Engage in Self-Assessment and Adaptation of Advocacy Strategy
To achieve success, advocates must be willing to continuously adapt the advocacy strategy and lobbying tactics as new information, progress and setbacks provide feedback on the effectiveness of the effort. For example, with legislative advocacy because of the number of variables involved in passing new legislation or amending existing legislation, advocates must be flexible while at the same time persistent in moving forward with the objectives. Advocates and lobbyists should:
  • Know the legislative process and procedure and negotiate it constantly;
  • Seek effective champions and make sure they receive credit among their peers and in public throughout the process;
  • Remain true to principles, but be willing to be flexible on the details such as timing and the scope of the legislation’s provisions or methods of implementation;
  • Build support and intensity, while choosing moves carefully;
  • Engage in vote counting constantly and learn how one member’s vote affects another member’s vote while also assessing the legislative body’s culture;
  • Evaluate selected activities for potential risks to constituents;
  • Mobilize constituents based on vote counts to influence legislators at the critical points in the advocacy effort;
  • Establish the NGO as an authoritative and credible resource to gain standing with legislators and other decision makers – remember that one of the most important accomplishments is to have a legislator solicit advice on an issue;
  • Evaluate and modify the message for people working at the grassroots level on the issue – it needs to be understandable and not too technical;
  • Refine tactics and strategies so that ineffective ones are discarded and new approaches incorporated into evolving campaigns; and
  • Always listen carefully – hear what the grassroots, legislators, media, and community (local, national, regional and international) are saying and pay attention to what they say, weighing it and making strategic changes as needed.
See: Legislative Advocacy Resource Guide: Promoting Human Rights in Bosnia and Herzegovina, Global Rights, 12, 2005; and Women’s Human Rights Step by Step, Women, Law & Development International and Human Rights Watch, 1997.

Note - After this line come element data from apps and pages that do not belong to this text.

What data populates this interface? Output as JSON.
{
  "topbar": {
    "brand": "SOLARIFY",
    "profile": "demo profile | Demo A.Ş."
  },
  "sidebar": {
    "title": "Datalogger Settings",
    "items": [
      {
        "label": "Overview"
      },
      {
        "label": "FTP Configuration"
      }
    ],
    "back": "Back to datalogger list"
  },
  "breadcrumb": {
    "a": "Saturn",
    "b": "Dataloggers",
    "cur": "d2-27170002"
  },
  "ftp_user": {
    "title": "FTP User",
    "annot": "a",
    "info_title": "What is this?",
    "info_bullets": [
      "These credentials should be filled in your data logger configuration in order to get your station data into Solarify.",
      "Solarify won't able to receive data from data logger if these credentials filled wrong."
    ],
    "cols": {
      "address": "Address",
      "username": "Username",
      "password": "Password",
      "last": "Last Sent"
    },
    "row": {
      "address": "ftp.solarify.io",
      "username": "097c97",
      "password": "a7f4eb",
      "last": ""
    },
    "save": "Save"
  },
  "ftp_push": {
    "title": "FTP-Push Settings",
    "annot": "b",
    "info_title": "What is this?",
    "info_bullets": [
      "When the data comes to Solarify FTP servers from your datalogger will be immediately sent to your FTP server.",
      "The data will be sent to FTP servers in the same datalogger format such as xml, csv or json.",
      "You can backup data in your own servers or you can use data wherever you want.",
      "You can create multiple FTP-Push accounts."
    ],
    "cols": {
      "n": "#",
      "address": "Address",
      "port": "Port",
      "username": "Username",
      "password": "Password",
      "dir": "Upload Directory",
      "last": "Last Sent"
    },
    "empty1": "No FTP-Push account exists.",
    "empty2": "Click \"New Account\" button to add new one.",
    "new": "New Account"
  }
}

  • In Mongolia,advocates began lobbying for the passage of a law against domestic violence in 1996 encountering numerous challenges during the eight year process of securing its enactment. The Law on Combating Domestic Violence was unanimously adopted by the Parliament of Mongolia on May 13, 2004. Approximately a year after the passage of the law, which applies to family members and relatives, the death of a boy who had previously been beaten by his step-father led to several other changes in the government’s response to domestic violence. The Mongolian National Center Against Violence (NCAV) lobbied the government to create a national program to address domestic violence, which led to partial government funding for shelters. The NCAV also asked the Mongolian Supreme Court to review the Law on Combating Domestic Violence and interpret the provisions and provide guidance to practitioners. The Supreme Court declared that “the issuance of a restraining order for the perpetrator shall not require proof of physical damage to the victim and that separation measures mean that the court require the perpetrator not to live with the victim(s) in the same home.” See: Response from the National Center Against Violence, 12 March 2010; Mongolia Adopts Domestic Violence Bill, StopVAW, 8 June 2004; Mongolia Adopts Domestic Violence Bill, UNIFEM Currents Newsletter, May/June 2004.